» **Your objective**
For this exercise, write out each entry below exactly, omitting the images.

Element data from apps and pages
----------------------------------------
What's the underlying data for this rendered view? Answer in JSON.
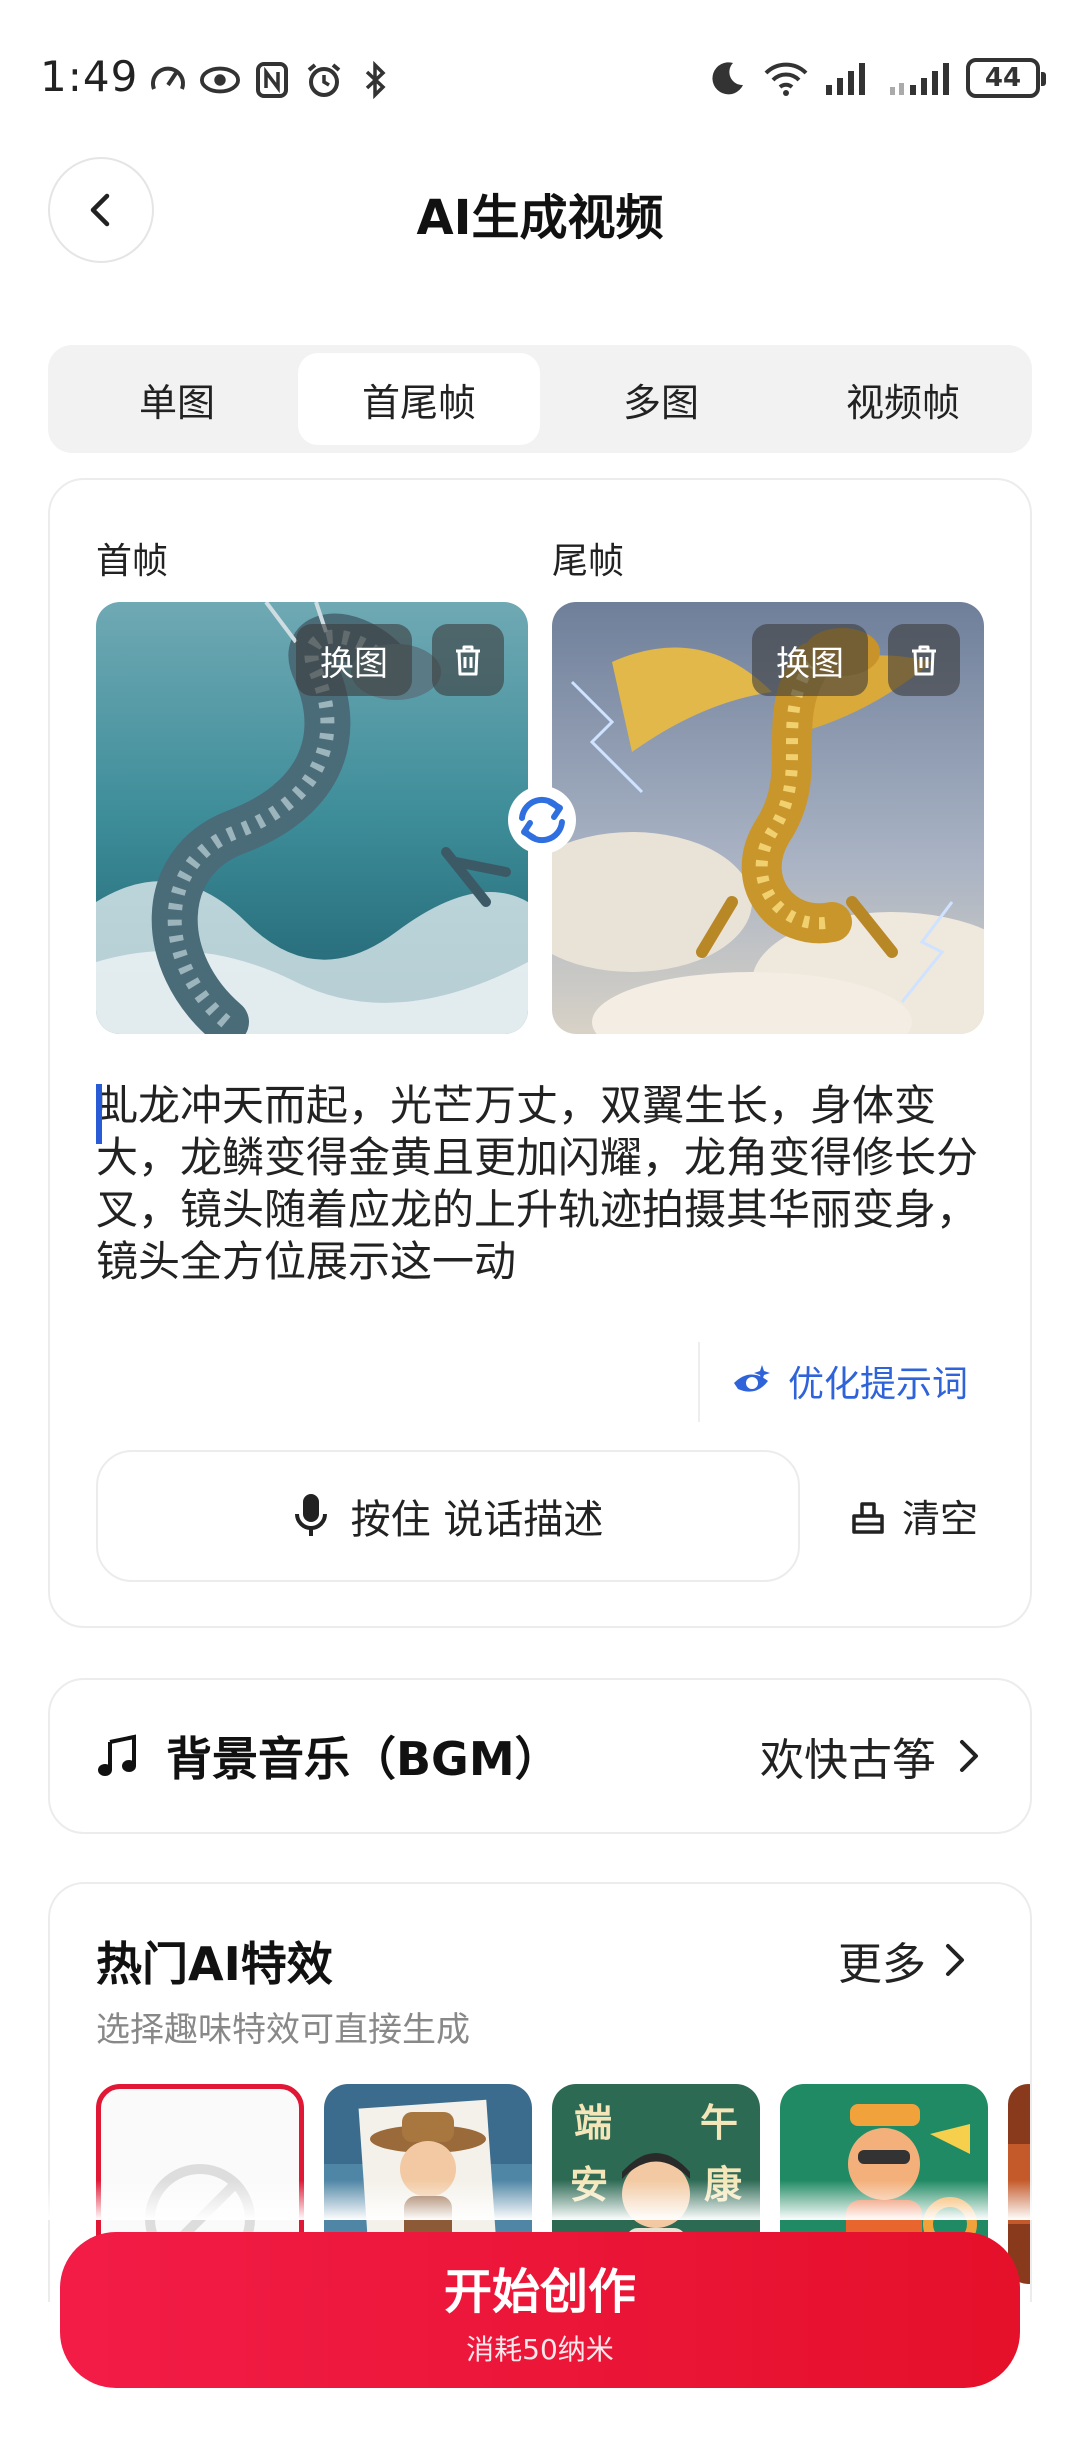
{
  "status_bar": {
    "time": "1:49",
    "battery": "44"
  },
  "header": {
    "title": "AI生成视频"
  },
  "tabs": [
    {
      "label": "单图",
      "active": false
    },
    {
      "label": "首尾帧",
      "active": true
    },
    {
      "label": "多图",
      "active": false
    },
    {
      "label": "视频帧",
      "active": false
    }
  ],
  "frames": {
    "first_label": "首帧",
    "last_label": "尾帧",
    "replace_label": "换图"
  },
  "prompt": {
    "text": "虬龙冲天而起，光芒万丈，双翼生长，身体变大，龙鳞变得金黄且更加闪耀，龙角变得修长分叉，镜头随着应龙的上升轨迹拍摄其华丽变身，镜头全方位展示这一动"
  },
  "actions": {
    "optimize_label": "优化提示词",
    "voice_label": "按住 说话描述",
    "clear_label": "清空"
  },
  "bgm": {
    "title": "背景音乐（BGM）",
    "value": "欢快古筝"
  },
  "effects": {
    "title": "热门AI特效",
    "more_label": "更多",
    "subtitle": "选择趣味特效可直接生成",
    "thumb_texts": [
      "端",
      "午",
      "安",
      "康"
    ]
  },
  "start": {
    "label": "开始创作",
    "cost": "消耗50纳米"
  },
  "colors": {
    "accent_red": "#e5102a",
    "link_blue": "#2f63d9"
  }
}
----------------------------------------
» **Written response**
What's the underlying data for this rendered view? Answer in JSON.
{
  "status_bar": {
    "time": "1:49",
    "battery": "44"
  },
  "header": {
    "title": "AI生成视频"
  },
  "tabs": [
    {
      "label": "单图",
      "active": false
    },
    {
      "label": "首尾帧",
      "active": true
    },
    {
      "label": "多图",
      "active": false
    },
    {
      "label": "视频帧",
      "active": false
    }
  ],
  "frames": {
    "first_label": "首帧",
    "last_label": "尾帧",
    "replace_label": "换图"
  },
  "prompt": {
    "text": "虬龙冲天而起，光芒万丈，双翼生长，身体变大，龙鳞变得金黄且更加闪耀，龙角变得修长分叉，镜头随着应龙的上升轨迹拍摄其华丽变身，镜头全方位展示这一动"
  },
  "actions": {
    "optimize_label": "优化提示词",
    "voice_label": "按住 说话描述",
    "clear_label": "清空"
  },
  "bgm": {
    "title": "背景音乐（BGM）",
    "value": "欢快古筝"
  },
  "effects": {
    "title": "热门AI特效",
    "more_label": "更多",
    "subtitle": "选择趣味特效可直接生成",
    "thumb_texts": [
      "端",
      "午",
      "安",
      "康"
    ]
  },
  "start": {
    "label": "开始创作",
    "cost": "消耗50纳米"
  },
  "colors": {
    "accent_red": "#e5102a",
    "link_blue": "#2f63d9"
  }
}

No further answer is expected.